5 bold predictions for the 2021 Toronto Blue Jays season

Mar 30 2021, 4:01 pm

Predictions are a fool’s errand, but what are we if not hopelessly foolish for the teams we love? And what’s another year of baseball if not for some foolhardy predications about the 2021 season?

The Toronto Blue Jays made some big bets in free agency this winter with George Springer and Marcus Semien, and for the second consecutive offseason, they weren’t afraid to pay big bucks for marquee players.

While the Blue Jays were benefactors of MLB’s expanded playoff system last year, the path to the postseason will be that much harder.

Maybe we’ll come back and revisit how outlandish these predictions really were, but in the meantime, these are five bold predictions for the 2021 Blue Jays.

1. Guerrero leads the AL in home runs

Gregory Fisher-USA TODAY Sports

It’s been two years in the making, but the third time around, Vladimir Guerrero Jr. is poised to do damage in 2021. If this season doesn’t usher in his long-awaited coming out party, will it ever arrive?

He’s done and said all the right things this offseason. Guerrero Jr. shed 40-plus pounds this offseason, he’s taken a shining to first base, and he hit the ball with authority and ferocity in spring training. Vladdy checked all the boxes the Blue Jays wanted to see heading into 2021.

The question is, will it translate into the regular season? He’s had hot stretches in the past, but he wasn’t immune to ice-cold runs at the plate, combined with poor defence at third and first base. That can’t be the ideal recipe for confidence at the field.

Going into 2021, Guerrero Jr. has certainty about where he’s playing on the diamond, he looks healthier, he’s destroying the baseball again, and that’s bad news for opposing American League pitchers.

Projections forecast Guerrero Jr. to hit somewhere in the neighbourhood of 26-28 home runs in 2021, but I think he sails well past that; reaching the 40 home run threshold and leading the American League in home runs.

2. Semien (not Springer) is the big free agent contributor in 2021

marcus semien

Nathan Ray Seebeck-USA TODAY Sports

The Blue Jays hope for big things from their $150 million man in George Springer, but don’t sleep on the player who cost the team $18 million on a one-year rental deal: Marcus Semien.

While Springer becomes the de facto captain of the Blue Jays outfield, Semien comes over to Toronto as an eight-year veteran with three years of postseason experience under his belt. He’ll captain this young Blue Jays infield, consisting of youngsters like Guerrero Jr., Bo Bichette and Cavan Biggio.

The Blue Jays are trying to ease Springer back into the fold after he suffered an abdominal injury, which can be tricky. Semien starts the season healthy, which was one of his hallmarks as an Oakland A: staying injury-free and contributing on both sides of the ball every day.

He reached the peak of his career in 2019, securing a top three MVP finish, and while 2020 was forgettable for many reasons, Semien rallied for the A’s in the playoffs and put forth solid performances against the White Sox and Astros.

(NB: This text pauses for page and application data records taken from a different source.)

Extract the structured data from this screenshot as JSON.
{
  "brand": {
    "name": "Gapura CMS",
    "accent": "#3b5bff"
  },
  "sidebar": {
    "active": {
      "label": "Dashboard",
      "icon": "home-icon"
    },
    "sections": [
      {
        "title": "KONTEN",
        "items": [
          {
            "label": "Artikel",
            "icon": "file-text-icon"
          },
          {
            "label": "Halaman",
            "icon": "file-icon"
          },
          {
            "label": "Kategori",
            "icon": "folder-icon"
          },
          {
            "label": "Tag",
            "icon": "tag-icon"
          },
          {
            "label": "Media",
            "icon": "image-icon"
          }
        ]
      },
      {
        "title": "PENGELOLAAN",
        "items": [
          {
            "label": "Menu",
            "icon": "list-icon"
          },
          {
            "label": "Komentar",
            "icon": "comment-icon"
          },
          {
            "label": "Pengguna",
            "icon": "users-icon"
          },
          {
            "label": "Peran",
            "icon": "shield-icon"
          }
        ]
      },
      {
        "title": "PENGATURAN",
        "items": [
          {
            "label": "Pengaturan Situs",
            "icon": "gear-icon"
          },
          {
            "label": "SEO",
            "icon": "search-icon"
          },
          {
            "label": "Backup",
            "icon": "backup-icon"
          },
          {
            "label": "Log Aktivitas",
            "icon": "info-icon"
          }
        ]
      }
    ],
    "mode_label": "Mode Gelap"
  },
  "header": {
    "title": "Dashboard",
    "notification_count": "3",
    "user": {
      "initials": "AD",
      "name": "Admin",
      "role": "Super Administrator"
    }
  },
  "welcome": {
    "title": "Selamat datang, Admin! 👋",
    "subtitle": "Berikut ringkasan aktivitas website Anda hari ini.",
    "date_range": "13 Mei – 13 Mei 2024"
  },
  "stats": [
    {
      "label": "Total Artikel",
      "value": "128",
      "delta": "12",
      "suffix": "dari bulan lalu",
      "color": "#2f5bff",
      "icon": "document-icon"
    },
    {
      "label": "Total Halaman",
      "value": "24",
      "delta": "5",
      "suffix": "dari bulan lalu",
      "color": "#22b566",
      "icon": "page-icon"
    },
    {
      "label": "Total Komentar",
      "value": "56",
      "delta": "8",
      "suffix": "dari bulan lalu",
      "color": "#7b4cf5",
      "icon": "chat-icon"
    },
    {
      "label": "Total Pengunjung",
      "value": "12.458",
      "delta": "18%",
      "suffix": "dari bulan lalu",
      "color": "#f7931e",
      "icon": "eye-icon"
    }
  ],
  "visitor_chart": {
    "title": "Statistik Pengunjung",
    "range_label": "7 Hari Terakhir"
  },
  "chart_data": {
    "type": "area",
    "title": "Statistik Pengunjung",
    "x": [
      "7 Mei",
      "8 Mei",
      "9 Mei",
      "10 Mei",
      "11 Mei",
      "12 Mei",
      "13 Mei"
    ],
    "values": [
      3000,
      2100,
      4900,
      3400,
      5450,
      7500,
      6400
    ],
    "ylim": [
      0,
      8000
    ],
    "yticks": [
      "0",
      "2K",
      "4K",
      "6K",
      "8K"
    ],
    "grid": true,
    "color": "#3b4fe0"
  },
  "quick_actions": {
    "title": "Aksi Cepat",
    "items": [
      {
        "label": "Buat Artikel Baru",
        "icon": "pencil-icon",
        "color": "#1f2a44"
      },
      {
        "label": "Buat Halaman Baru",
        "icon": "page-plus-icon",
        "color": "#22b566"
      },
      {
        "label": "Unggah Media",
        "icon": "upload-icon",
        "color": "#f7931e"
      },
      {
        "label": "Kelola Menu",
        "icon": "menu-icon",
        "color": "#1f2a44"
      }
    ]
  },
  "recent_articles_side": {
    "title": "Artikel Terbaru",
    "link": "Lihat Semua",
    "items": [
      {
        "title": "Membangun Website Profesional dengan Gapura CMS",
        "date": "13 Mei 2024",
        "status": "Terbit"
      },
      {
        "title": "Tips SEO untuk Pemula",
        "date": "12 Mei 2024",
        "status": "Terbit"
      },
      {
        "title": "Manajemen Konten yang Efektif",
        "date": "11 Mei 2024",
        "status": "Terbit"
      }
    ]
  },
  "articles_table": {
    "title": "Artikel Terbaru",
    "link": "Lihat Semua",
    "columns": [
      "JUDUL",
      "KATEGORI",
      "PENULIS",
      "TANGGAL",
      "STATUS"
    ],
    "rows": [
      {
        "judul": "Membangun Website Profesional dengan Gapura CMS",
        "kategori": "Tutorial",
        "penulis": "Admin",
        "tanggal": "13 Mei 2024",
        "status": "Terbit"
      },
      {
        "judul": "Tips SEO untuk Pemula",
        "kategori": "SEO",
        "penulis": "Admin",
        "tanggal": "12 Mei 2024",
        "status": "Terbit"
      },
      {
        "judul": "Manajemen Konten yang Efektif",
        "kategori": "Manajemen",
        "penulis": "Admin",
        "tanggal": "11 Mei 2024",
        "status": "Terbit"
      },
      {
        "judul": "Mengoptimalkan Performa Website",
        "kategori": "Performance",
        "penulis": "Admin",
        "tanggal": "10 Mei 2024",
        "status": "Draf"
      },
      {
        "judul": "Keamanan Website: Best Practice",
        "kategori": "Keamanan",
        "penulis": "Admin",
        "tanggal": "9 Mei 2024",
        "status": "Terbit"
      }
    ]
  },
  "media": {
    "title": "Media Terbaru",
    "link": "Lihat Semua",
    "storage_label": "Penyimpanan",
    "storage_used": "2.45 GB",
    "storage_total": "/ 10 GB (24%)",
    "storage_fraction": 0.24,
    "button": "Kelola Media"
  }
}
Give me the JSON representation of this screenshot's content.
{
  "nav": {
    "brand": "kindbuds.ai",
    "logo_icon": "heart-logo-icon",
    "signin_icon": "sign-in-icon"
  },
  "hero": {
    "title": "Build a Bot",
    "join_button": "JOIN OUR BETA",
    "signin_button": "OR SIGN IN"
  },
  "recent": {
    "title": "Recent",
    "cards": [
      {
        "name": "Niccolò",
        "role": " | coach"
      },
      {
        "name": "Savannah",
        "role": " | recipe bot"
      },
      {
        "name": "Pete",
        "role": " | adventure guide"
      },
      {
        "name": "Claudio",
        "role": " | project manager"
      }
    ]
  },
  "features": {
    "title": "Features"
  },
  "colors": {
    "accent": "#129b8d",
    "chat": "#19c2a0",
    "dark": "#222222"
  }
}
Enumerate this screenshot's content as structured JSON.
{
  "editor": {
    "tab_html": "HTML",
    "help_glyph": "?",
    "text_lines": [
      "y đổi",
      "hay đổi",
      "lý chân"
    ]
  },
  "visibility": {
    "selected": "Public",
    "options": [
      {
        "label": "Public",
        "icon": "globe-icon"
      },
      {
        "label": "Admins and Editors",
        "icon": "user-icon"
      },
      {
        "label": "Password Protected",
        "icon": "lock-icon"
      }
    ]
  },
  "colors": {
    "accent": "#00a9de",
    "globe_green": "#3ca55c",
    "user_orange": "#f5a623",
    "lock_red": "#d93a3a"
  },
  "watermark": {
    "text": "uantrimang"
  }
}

The 30-year-old is also a plus-defender, and even though he’s changing positions this year, expect him to make some slick plays for the Blue Jays at second base. Ultimately, I think this leads to Semien being the bigger contributor over Springer in 2021.

3. Kirk wins the starting catching job

Kim Klement-USA TODAY Sports

He’s only 22 years old, but Alejandro Kirk has already become a household name among Blue Jays fans. With only nine big league games to his name, Kirk defied odds last year by making the leap from single-A to the majors.

It was a tiny sample size, but it’s easy to see why the Blue Jays choose to promote their young backstop; the bat is tantalizing, and he’s no slouch behind the plate.

Kirk begins the season as the understudy to Danny Jansen, but since Jansen set the bar so low last season for production from Blue Jays catchers, it might not take Kirk all that long to overtake Jansen behind the dish.

Over the last two seasons, Jansen caught the lion’s share of Blue Jays games, and in fairness to him, it was a revolving door of pitchers, so he had a ridiculous workload of repertoires to learn and games to call.

Offense is always a bonus with catchers, but last year, league average for catchers was .229/.310/.385 with a 90 wRC+. In 2020, Jansen slashed .183/.313/.358 with a wRC+ of 86. Not far off the league average mark, but the eye test and the numbers alone are practically daring the Blue Jays to make Kirk the starting catcher.

Talented players ultimately make those decisions for front offices and coaching staffs, and at some point in 2021, Kirk will take the reins as the Blue Jays’ everyday catcher … and he won’t look back.

4. Blue Jays load up big time at the trade deadline

atkins shapiro blue jays

Kim Klement-USA TODAY Sports

Unless things go incredibly sideways for the Blue Jays in the first half of the season (and we’re talking first half of 2013 disastrous), they’ll be buyers at the July 31st trade deadline.

Whether they’re in the market for pitching, hitting, or both remains to be seen, but contenders always load up on starters and relievers.

With MLB returning to its traditional 10-team playoff format (rather than the expanded 16-team playoff system last year), clubs on the cusp of contention might be less inclined to part with prospects or MLB-ready players this year.

The Blue Jays are rich in prospects, and they didn’t spend $186 million in the offseason to not double down at the trade deadline and push for a playoff appearance this year.

Depending on which teams drop out of contention and become sellers, players like Luis Castillo and Mike Moustakas could become available from the Reds. As could Kyle Hendricks and Kris Bryant from the Cubs. Any of these players could help push the Blue Jays over the top in 2021.

It may not be as fast as furious as the 2015 trade deadline, but so long as the Blue Jays are within striking distance of a playoff spot, expect them to be just as active in July in the trade market as they were in free agency this past winter.

5. The Blue Jays (not the Yankees) win the AL East

Gregory Fisher-USA TODAY Sports

Projection models like PECOTA and FanGraphs forecast the Blue Jays to win around 85 to 87 games this season. The entire division would need to collapse for a team to capture the AL East crown with only 87 wins, but if things break right, the Blue Jays’ win total could soar past 90 wins.

Think about it; the Tampa Bay Rays took a step back this offseason after making it to Game 6 of the World Series last year and trading away a former Cy Young award winner. The Red Sox are in the thick of a rebuild, just like the Blue Jays were a few years ago.

The biggest threat to the Blue Jays winning their seventh division title is their rivals in the Bronx. The Yankees have just as many question marks in their rotation as the Blue Jays, and they arguably have the spottier lineup compared to Toronto.

Starting pitching is the weak underbelly of this Blue Jays team (and the same could be said for the Yankees), but as mentioned above, it only makes sense that the Blue Jays double down their efforts to make the postseason by bringing in pitching reinforcements at the trade deadline.

On paper, the Blue Jays have the firepower in their lineup to out-slug the Yankees in the regular season, the question is: can the Blue Jays win the war of attrition in the pitching department?

I believe they can, and if their starting pitching can stay afloat, they’ll sail all the way into October.

Ian HunterIan Hunter

+ Offside
+ Baseball
+ Blue Jays